• What to produce: Every line holding "title" should be copied from the records below.

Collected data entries
---------------
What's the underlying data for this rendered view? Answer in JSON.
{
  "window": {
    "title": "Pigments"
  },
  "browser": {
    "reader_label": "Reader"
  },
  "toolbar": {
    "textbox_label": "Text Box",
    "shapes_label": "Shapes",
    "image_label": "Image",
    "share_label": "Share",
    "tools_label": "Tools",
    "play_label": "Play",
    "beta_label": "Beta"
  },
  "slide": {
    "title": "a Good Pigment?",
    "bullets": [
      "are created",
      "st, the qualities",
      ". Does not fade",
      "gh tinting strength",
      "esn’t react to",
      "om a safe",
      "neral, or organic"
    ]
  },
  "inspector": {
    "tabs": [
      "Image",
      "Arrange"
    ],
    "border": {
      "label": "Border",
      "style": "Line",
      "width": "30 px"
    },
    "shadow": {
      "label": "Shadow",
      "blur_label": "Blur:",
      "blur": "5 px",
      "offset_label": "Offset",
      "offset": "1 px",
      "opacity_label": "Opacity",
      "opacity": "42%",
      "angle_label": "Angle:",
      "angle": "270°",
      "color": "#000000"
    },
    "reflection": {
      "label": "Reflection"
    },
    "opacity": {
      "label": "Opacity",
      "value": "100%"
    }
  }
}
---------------
• Answer to this exercise:
    "title": "Pigments"
    "title": "a Good Pigment?",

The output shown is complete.